A couple of weeks ago I blogged about the new UK procurement policy which mandates openness and open standards for public procurement. I made very clear that the UK policy should be more clear to express that this requirement is limited to software interoperability. It is the level of formats, protocols, APIs where full openness matters. Because you wish to integrate different technologies and promote interoperability by the use of open standards which in turn provides a base for innovation. We saw this – and are still seeing this – in the internet and world wide web where open standards significantly contributed in boosting innovation.
As was to be expected the UK government is broadly criticised for the leadership they took on openness. Earlier this week h-online gave a nice overview of some of the criticism. For sure, standards bodies that do not have an option for Royalty-free licensing in their IPR policies are worried that the standards they produce won't meet the UK government's requirements. Well, we've heard and seen all this before in the debate about the EIF.
This is clearly an issue for the formal standards organisations like the European standardisation organisations (ESOs) because they do not allow a clear option for Royalty-free licensing – yet. However, the more we come into areas where a large part of innovation is in the integration of technologies it may be important to the stakeholders to have standards available as open standards under terms and conditions that allow broad and unencumbered adoption and implementation. This includes the need for implementing a standard in open source. But it is also critical for all the companies – including the many SMEs – who work on providing innovative products, solutions, services on top of the current technologies or physical layers. In other words, being able to support different IPR regimes may well be a critical element for the competitiveness of the ESOs.
But back to the UK procurement policy. Following the publication of this policy the UK government launched a public survey on open standards. Deadline for submissions is tomorrow, Friday, May 20. And the open standards definition is part for the survey which probably is what actually makes it spicy.
Now, as ever so often, I believe there is too much FUD created about it all by those who don't like to see the term open standard. My 'five cents' – or should I say pence ;-) ? – on this are:
- The UK government needs to be congratulated for its leadership on openness and open standards for software interoperability in the public sector.
- As mentioned above, the UK government should clarify that the scope of its requirement for open standards is software interoperability. This is pretty obvious from the content of the standards survey, but it might be worth saying it clearly so that confusion and irritations are being prevented.
- An open standards policy for software interoperability will neither prevent nor impact the use of RAND-based standards and specifications in other areas where software interoperability is not at stake.
- It may be worth – and helpful in the heated debate – to consider areas where open standards are not (yet) available. In this case the fall-back solution should be to use standards or specifications that are less open. This is also what the EIF proposes, by the way.
- And it may be worth considering that a transition period is needed in areas where no open standards or no standards at all (because proprietary technologies prevail) are used today. In this case it could be made clear that a transition phase is needed. In other words: add some element of pragmatism to the overall policy. This is probably common sense anyway, but it might help if it is written down somewhere.

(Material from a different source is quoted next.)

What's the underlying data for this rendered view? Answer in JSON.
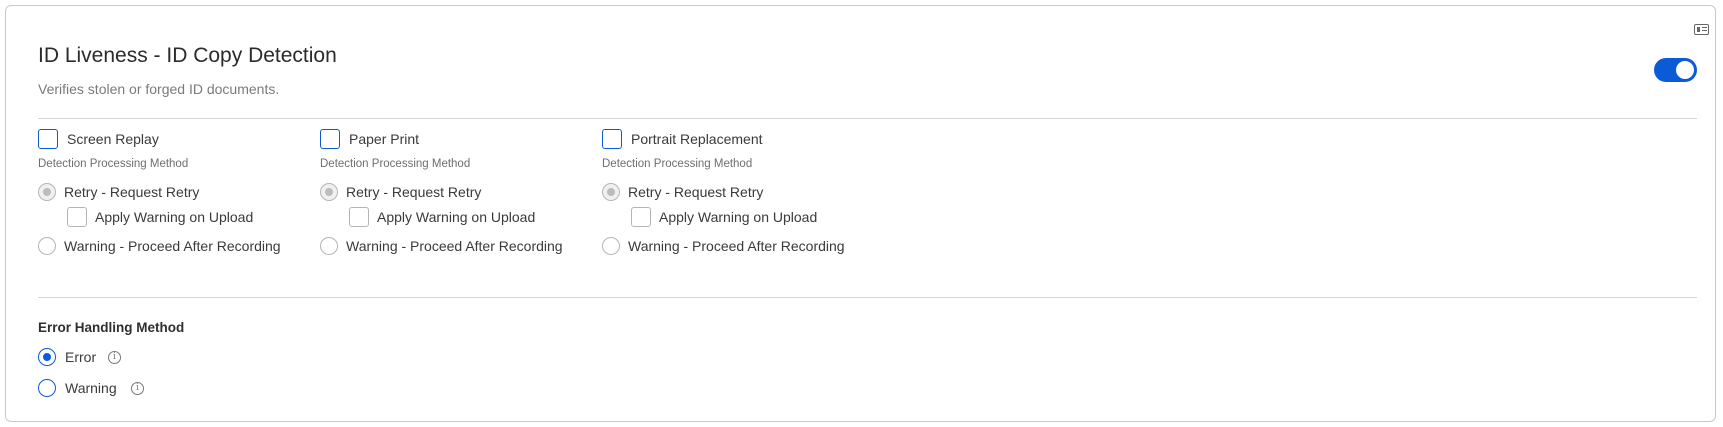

And no doubt, any such exceptions process needs to be very clearly and transparently documented.
And most notably, the conditions defined are not totally new, nor absurd or far off. They are met in the marketplace already today – so what's the trouble all about?
I expect that this debate about open standards and the definition very much overshadows the actual survey with the long list of standards and specifications. This is a pity because this is the actual purpose of the exercise. And it is very important that governments think about the standards they wish to recommend and use.
In this context it is also advisable that the government classifies standards differently. While it is important in some areas to mandate the use of specific standards, e.g. for achieving interoperability and ensuring a level playing field for all technology providers, in other areas it may be sufficient to recommend them. And the classification should also contain a category like “under observation”, e.g. for standards and specifications that have not yet established on the market but address a new and innovative area.
In general, a public survey on these standards might be too big a task. For giving good and valid recommendations about the individual standards and specifications a thorough level of understanding and detailed knowledge is important. For sure the public survey can give a first indication on the standards and specifications, their relevance and classification. But further detailed work including the key stakeholders will be needed for a clear, transparent and well documented procedure in coming up with the final list and classifications.
What, however, should definitely be excluded from the final standards list are proprietary technologies and formats. These are not standards and create a barrier to interoperability as well as lock-in situations.
It will be interesting to see how this is proceeding and what the final result will be. But anyway, again congratulations to the UK government for the leadership they are taking.